Work request
Work out how many lines of the entries have the word "discrepancy" in them. Respond with that number only.

[Opening Data section section]

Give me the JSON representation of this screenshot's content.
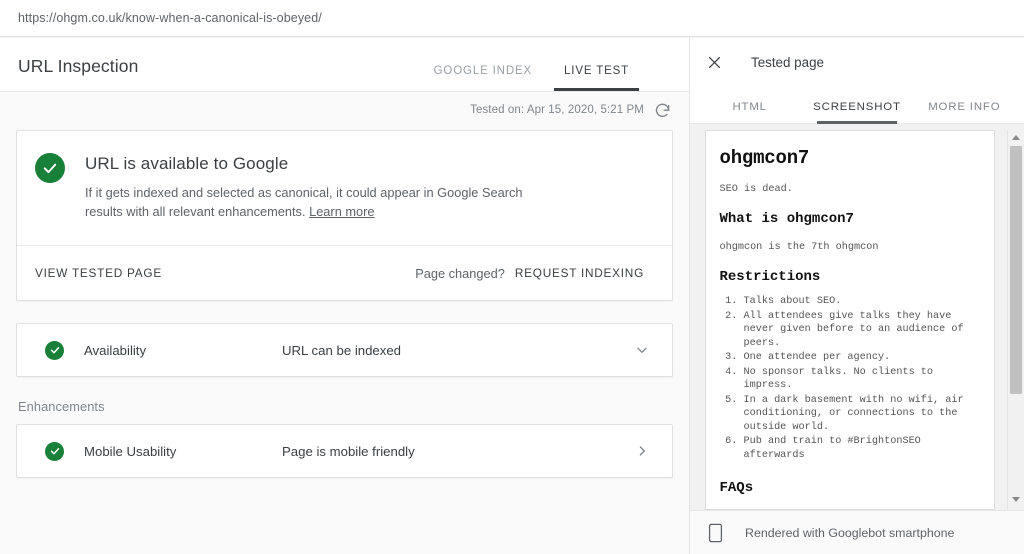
{
  "browser": {
    "url": "https://ohgm.co.uk/know-when-a-canonical-is-obeyed/"
  },
  "main": {
    "title": "URL Inspection",
    "tabs": [
      {
        "label": "GOOGLE INDEX",
        "active": false
      },
      {
        "label": "LIVE TEST",
        "active": true
      }
    ],
    "tested_on": "Tested on: Apr 15, 2020, 5:21 PM",
    "refresh_icon": "refresh-icon",
    "status_card": {
      "icon": "check-circle-icon",
      "title": "URL is available to Google",
      "description": "If it gets indexed and selected as canonical, it could appear in Google Search results with all relevant enhancements.",
      "learn_more": "Learn more",
      "view_tested_page": "VIEW TESTED PAGE",
      "page_changed": "Page changed?",
      "request_indexing": "REQUEST INDEXING"
    },
    "results": [
      {
        "icon": "check-circle-icon",
        "label": "Availability",
        "value": "URL can be indexed",
        "chevron": "chevron-down-icon"
      }
    ],
    "enhancements_label": "Enhancements",
    "enhancements": [
      {
        "icon": "check-circle-icon",
        "label": "Mobile Usability",
        "value": "Page is mobile friendly",
        "chevron": "chevron-right-icon"
      }
    ]
  },
  "details": {
    "close_icon": "close-icon",
    "title": "Tested page",
    "tabs": [
      {
        "label": "HTML",
        "active": false
      },
      {
        "label": "SCREENSHOT",
        "active": true
      },
      {
        "label": "MORE INFO",
        "active": false
      }
    ],
    "screenshot": {
      "heading": "ohgmcon7",
      "tagline": "SEO is dead.",
      "section1_heading": "What is ohgmcon7",
      "section1_text": "ohgmcon is the 7th ohgmcon",
      "section2_heading": "Restrictions",
      "restrictions": [
        "Talks about SEO.",
        "All attendees give talks they have never given before to an audience of peers.",
        "One attendee per agency.",
        "No sponsor talks. No clients to impress.",
        "In a dark basement with no wifi, air conditioning, or connections to the outside world.",
        "Pub and train to #BrightonSEO afterwards"
      ],
      "section3_heading": "FAQs"
    },
    "footer": {
      "icon": "smartphone-icon",
      "text": "Rendered with Googlebot smartphone"
    }
  },
  "colors": {
    "success_green": "#188038",
    "text_primary": "#3c4043",
    "text_secondary": "#5f6368"
  }
}
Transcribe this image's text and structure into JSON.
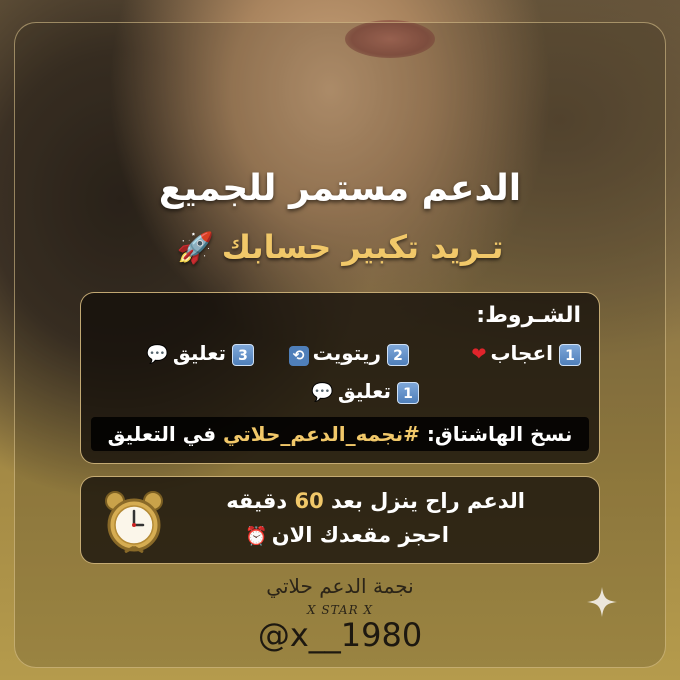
{
  "header": {
    "title": "الدعم مستمر للجميع",
    "subtitle": "تـريد تكبير حسابك",
    "subtitle_icon": "rocket-icon"
  },
  "terms": {
    "heading": "الشـروط:",
    "items": [
      {
        "number": "1",
        "label": "اعجاب",
        "icon": "red-heart-icon"
      },
      {
        "number": "2",
        "label": "ريتويت",
        "icon": "repeat-icon"
      },
      {
        "number": "3",
        "label": "تعليق",
        "icon": "speech-bubble-icon"
      },
      {
        "number": "1",
        "label": "تعليق",
        "icon": "speech-bubble-icon"
      }
    ],
    "hashtag_prefix": "نسخ الهاشتاق: ",
    "hashtag": "#نجمه_الدعم_حلاتي",
    "hashtag_suffix": " في التعليق"
  },
  "support": {
    "line1_prefix": "الدعم راح ينزل بعد ",
    "minutes": "60",
    "line1_suffix": " دقيقه",
    "line2": "احجز مقعدك الان",
    "line2_icon": "alarm-clock-icon",
    "side_icon": "stopwatch-icon"
  },
  "footer": {
    "name": "نجمة الدعم حلاتي",
    "subname": "X STAR X",
    "handle": "@x__1980",
    "corner_icon": "sparkle-icon"
  },
  "colors": {
    "accent": "#f1c869",
    "box_border": "#ebcd8c",
    "text": "#ffffff"
  }
}
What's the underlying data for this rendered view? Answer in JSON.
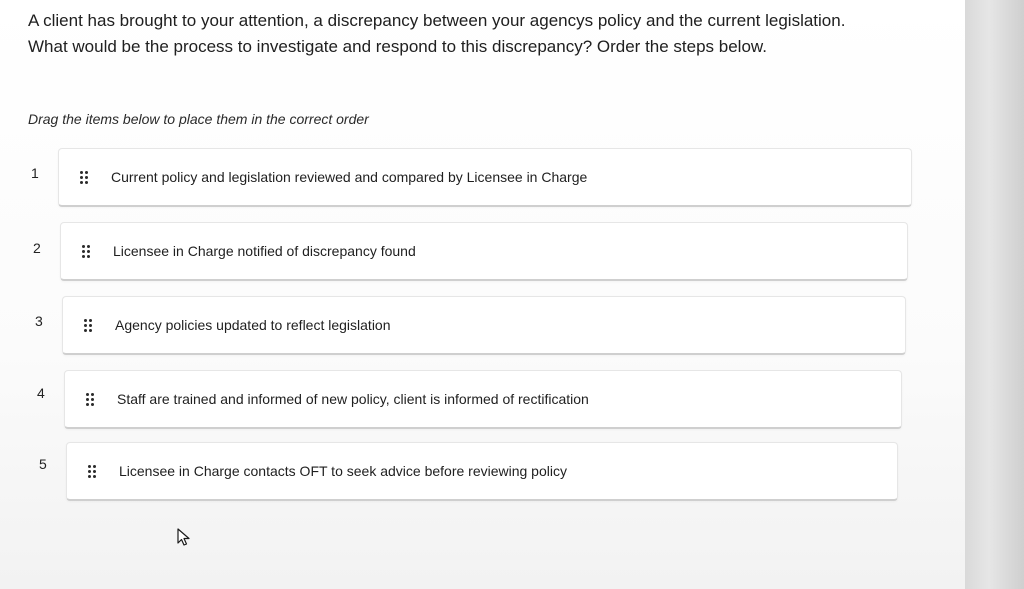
{
  "question": {
    "line1": "A client has brought to your attention, a discrepancy between your agencys policy and the current legislation.",
    "line2": "What would be the process to investigate and respond to this discrepancy? Order the steps below."
  },
  "instruction": "Drag the items below to place them in the correct order",
  "steps": [
    {
      "number": "1",
      "label": "Current policy and legislation reviewed and compared by Licensee in Charge"
    },
    {
      "number": "2",
      "label": "Licensee in Charge notified of discrepancy found"
    },
    {
      "number": "3",
      "label": "Agency policies updated to reflect legislation"
    },
    {
      "number": "4",
      "label": "Staff are trained and informed of new policy, client is informed of rectification"
    },
    {
      "number": "5",
      "label": "Licensee in Charge contacts OFT to seek advice before reviewing policy"
    }
  ],
  "icons": {
    "drag_handle": "drag-handle-icon",
    "cursor": "mouse-pointer-icon"
  },
  "colors": {
    "card_background": "#ffffff",
    "card_border": "#cfcfcf",
    "text": "#1f1f1f"
  }
}
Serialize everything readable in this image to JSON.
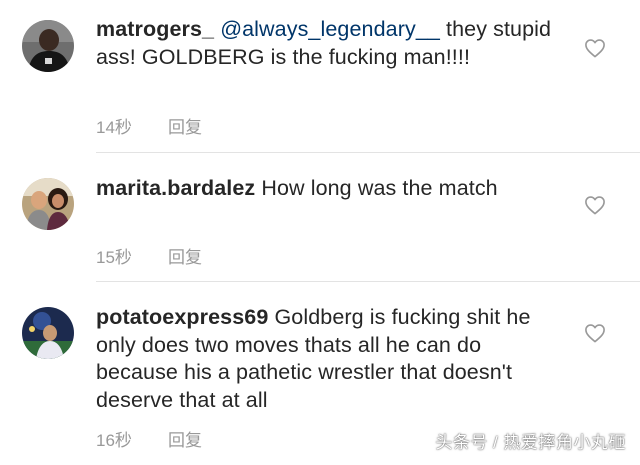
{
  "comments": [
    {
      "username": "matrogers_",
      "mention": "@always_legendary__",
      "text": "they stupid ass! GOLDBERG is the fucking man!!!!",
      "time": "14秒",
      "reply": "回复",
      "avatar_icon": "avatar-dark-shirt-icon"
    },
    {
      "username": "marita.bardalez",
      "text": "How long was the match",
      "time": "15秒",
      "reply": "回复",
      "avatar_icon": "avatar-couple-photo-icon"
    },
    {
      "username": "potatoexpress69",
      "text": "Goldberg is fucking shit he only does two moves thats all he can do because his a pathetic wrestler that doesn't deserve that at all",
      "time": "16秒",
      "reply": "回复",
      "avatar_icon": "avatar-night-photo-icon"
    }
  ],
  "watermark": "头条号 / 热爱摔角小丸砸",
  "colors": {
    "text": "#262626",
    "mention": "#003569",
    "meta": "#999999",
    "divider": "#e3e3e3",
    "heart_stroke": "#999999"
  }
}
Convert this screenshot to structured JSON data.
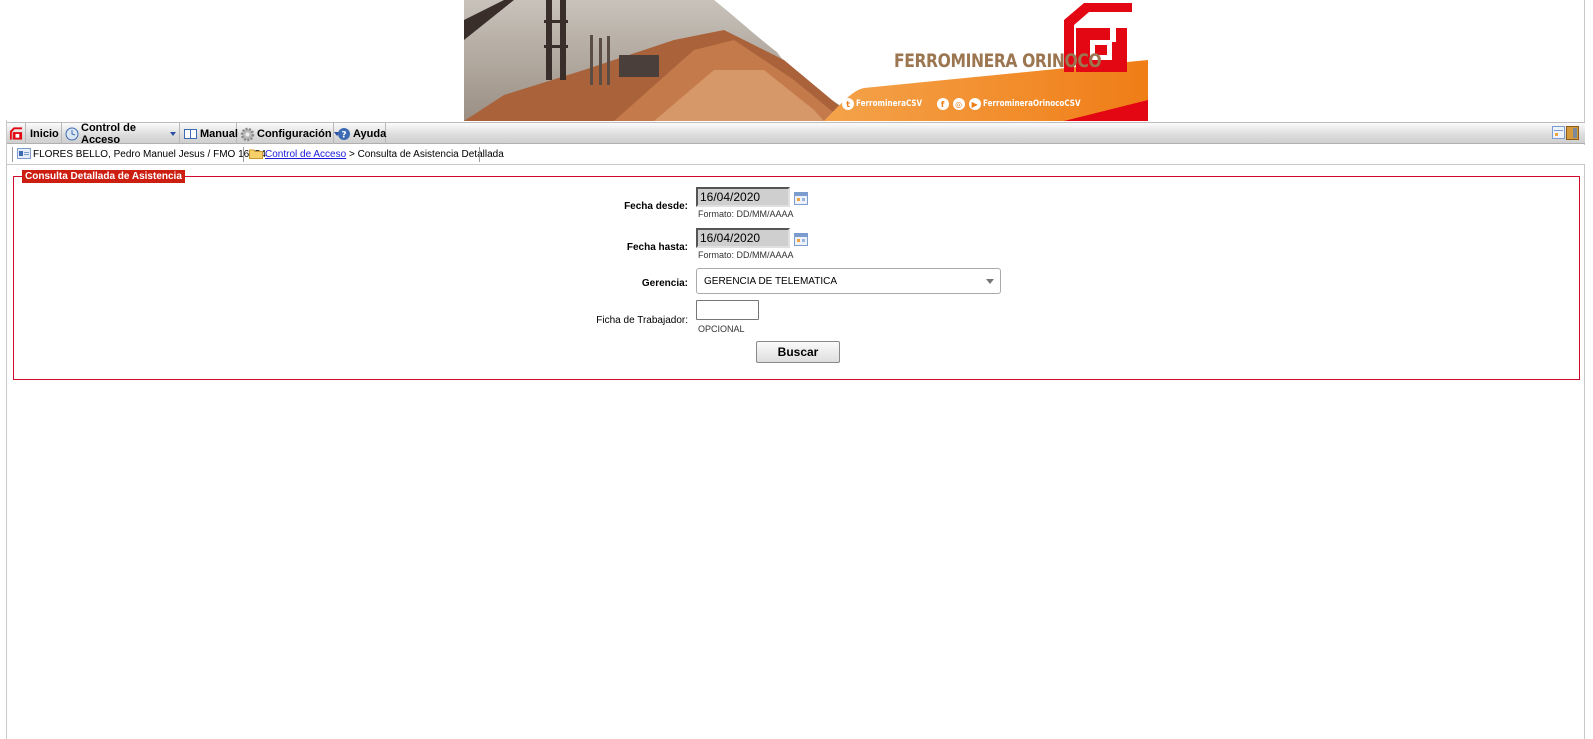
{
  "banner": {
    "brand": "FERROMINERA ORINOCO",
    "social_twitter": "FerromineraCSV",
    "social_youtube": "FerromineraOrinocoCSV"
  },
  "menu": {
    "items": [
      {
        "label": "Inicio",
        "icon": "home-logo-icon"
      },
      {
        "label": "Control de Acceso",
        "icon": "clock-icon",
        "has_dropdown": true
      },
      {
        "label": "Manual",
        "icon": "book-icon"
      },
      {
        "label": "Configuración",
        "icon": "gear-icon",
        "has_dropdown": true
      },
      {
        "label": "Ayuda",
        "icon": "help-icon"
      }
    ]
  },
  "crumb": {
    "user": "FLORES BELLO, Pedro Manuel Jesus / FMO 16554",
    "section_link": "Control de Acceso",
    "current": " > Consulta de Asistencia Detallada"
  },
  "form": {
    "legend": "Consulta Detallada de Asistencia",
    "fecha_desde_label": "Fecha desde:",
    "fecha_desde_value": "16/04/2020",
    "fecha_desde_hint": "Formato: DD/MM/AAAA",
    "fecha_hasta_label": "Fecha hasta:",
    "fecha_hasta_value": "16/04/2020",
    "fecha_hasta_hint": "Formato: DD/MM/AAAA",
    "gerencia_label": "Gerencia:",
    "gerencia_value": "GERENCIA DE TELEMATICA",
    "ficha_label": "Ficha de Trabajador:",
    "ficha_value": "",
    "ficha_hint": "OPCIONAL",
    "submit_label": "Buscar"
  },
  "colors": {
    "brand_red": "#e30613",
    "brand_orange": "#f07d16",
    "legend_bg": "#cc1f12",
    "panel_border": "#d10a2c"
  }
}
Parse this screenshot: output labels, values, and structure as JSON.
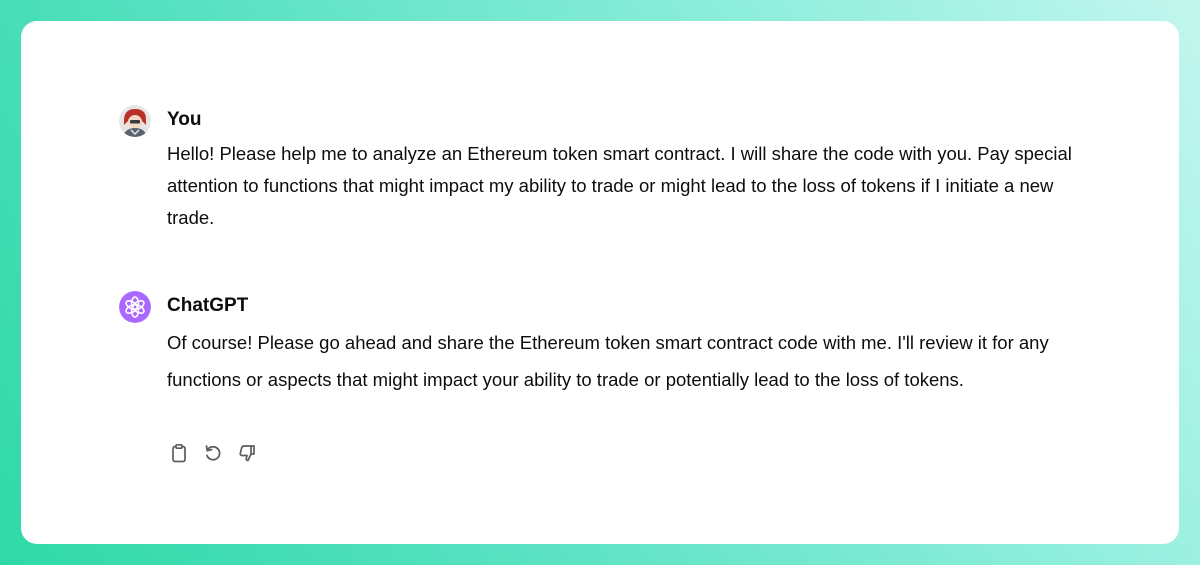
{
  "conversation": {
    "messages": [
      {
        "author": "You",
        "text": "Hello! Please help me to analyze an Ethereum token smart contract. I will share the code with you. Pay special attention to functions that might impact my ability to trade or might lead to the loss of tokens if I initiate a new trade."
      },
      {
        "author": "ChatGPT",
        "text": "Of course! Please go ahead and share the Ethereum token smart contract code with me. I'll review it for any functions or aspects that might impact your ability to trade or potentially lead to the loss of tokens."
      }
    ]
  },
  "actions": {
    "icons": [
      "clipboard-icon",
      "regenerate-icon",
      "thumbs-down-icon"
    ]
  },
  "colors": {
    "bot_avatar": "#ab68ff",
    "text": "#0d0d0d",
    "icon": "#5d5d5d"
  }
}
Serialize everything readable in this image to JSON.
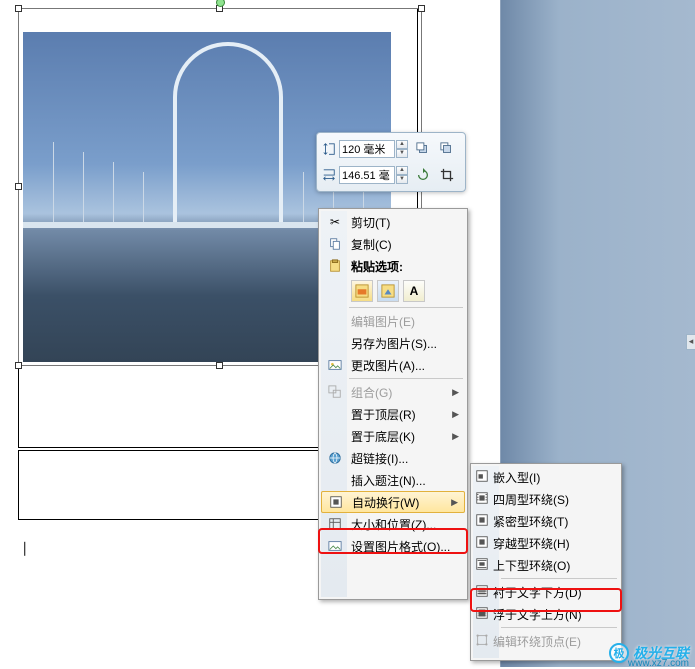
{
  "size_tool": {
    "height_value": "120 毫米",
    "width_value": "146.51 毫"
  },
  "context_menu": {
    "cut": "剪切(T)",
    "copy": "复制(C)",
    "paste_header": "粘贴选项:",
    "edit_picture": "编辑图片(E)",
    "save_as_picture": "另存为图片(S)...",
    "change_picture": "更改图片(A)...",
    "group": "组合(G)",
    "bring_front": "置于顶层(R)",
    "send_back": "置于底层(K)",
    "hyperlink": "超链接(I)...",
    "insert_caption": "插入题注(N)...",
    "wrap_text": "自动换行(W)",
    "size_position": "大小和位置(Z)...",
    "format_picture": "设置图片格式(O)..."
  },
  "wrap_submenu": {
    "inline": "嵌入型(I)",
    "square": "四周型环绕(S)",
    "tight": "紧密型环绕(T)",
    "through": "穿越型环绕(H)",
    "top_bottom": "上下型环绕(O)",
    "behind": "衬于文字下方(D)",
    "front": "浮于文字上方(N)",
    "edit_points": "编辑环绕顶点(E)"
  },
  "watermark": {
    "brand": "极光互联",
    "url": "www.xz7.com"
  }
}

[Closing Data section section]

Response box
3